4 Sustainable Performance

How well placed is the school to sustain and improve its performance?

With ongoing external support, the school is likely to sustain and improve its performance.

The board comprises committed and capable trustees who bring a wealth of talent and experience to their governance role. Trustees provide the school with high levels of support. They plan well for board continuity. Trustees know the community well and are pivotal in maintaining positive working relationships within the school and with the community.

School self-review processes are being strengthened. The board has a planned programme to update policies. Trustees receive regular reports from the principal about actions that are being taken to implement strategic and annual goals. Trustees are informed about the outcomes of a growing number of relevant surveys and consultation undertaken with families and students.
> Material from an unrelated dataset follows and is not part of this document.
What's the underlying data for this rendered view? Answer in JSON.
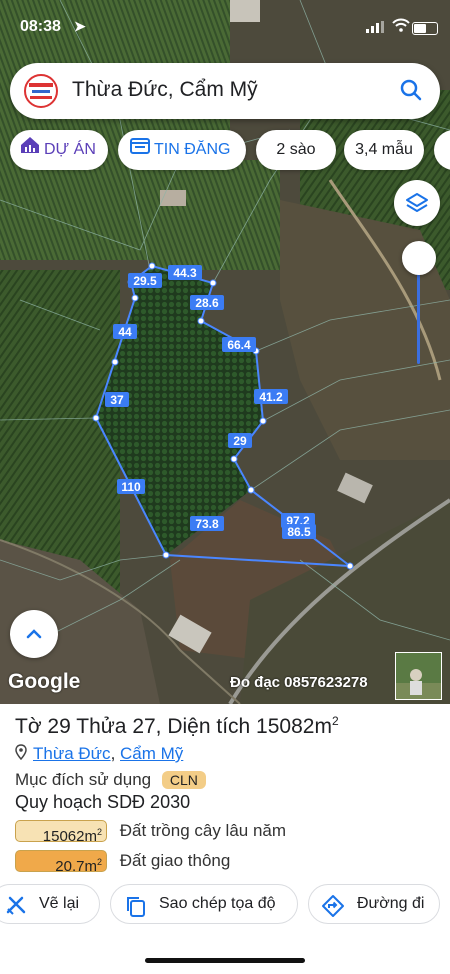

A next step for the board is to seek increasingly purposeful and evaluative reports about how self-review has impacted on decisions made and on provisions made for students. The board should also ensure that its most important self-review process, that of appraising the principal’s performance, is undertaken annually, and within time-frames that enable the appraiser and appraisee to engage in constructive professional discussion.

In 2009 ERO recommended that the principal share the responsibility for leadership tasks more directly with staff. This has been achieved and senior leaders now have a more direct role in leading school improvements. Senior managers have responded very well to the external support they have received and are intent on making positive changes within the school. As part of this change, the principal has begun to provide teachers with more focused feedback on their professional work.

Provision for international students

The school is a signatory to the Code of Practice for the Pastoral Care of International Students (the Code) established under section 238F of the Education Act 1989. No international students were enrolled at the time of the ERO review.

Board assurance on legal requirements

Before the review, the board of trustees and principal of the school completed the ERO Board Assurance Statement and Self-Audit Checklists. In these documents they attested that they had taken all reasonable steps to meet their legislative obligations related to:

  • board administration
  • curriculum
  • management of health, safety and welfare
  • personnel management
  • financial management
  • asset management.

During the review, ERO checked the following items because they have a potentially high impact on student achievement:

  • emotional safety of students (including prevention of bullying and sexual harassment)
  • physical safety of students
  • teacher registration
  • processes for appointing staff
  • stand-downs, suspensions, expulsions and exclusions
  • attendance.

To improve current practice, the school should determine how it will report to parents on their children’s achievement in relation to the National Standards, for each of the first three years after their children begin school.

ERO identified one area of non-compliance. The board must ensure that the principal engages in a performance appraisal at least every 12 months [s77C State Sector Act 1988].

When is ERO likely to review the school again?

ERO is likely to carry out the next review in three years.

Violet Tu'uga

Stevenson National Manager Review Services Northern Region (Acting)

5 November 2012

About the School


Parakai, Helensville

Ministry of Education profile number


School type

Full Primary (Years 1 to 8)

School roll


Number of international students


Gender composition

Boys 53%

Girls 47%

Ethnic composition

NZ European/Pākehā








Special Features

Bilingual unit

Host school for Resource Teacher: Literacy and Special Learning Support Teacher

Review team on site

September 2012

Date of this report

5 November 2012

Most recent ERO report(s)

Education Review

Education Review

Education Review

December 2009

February 2007

June 2004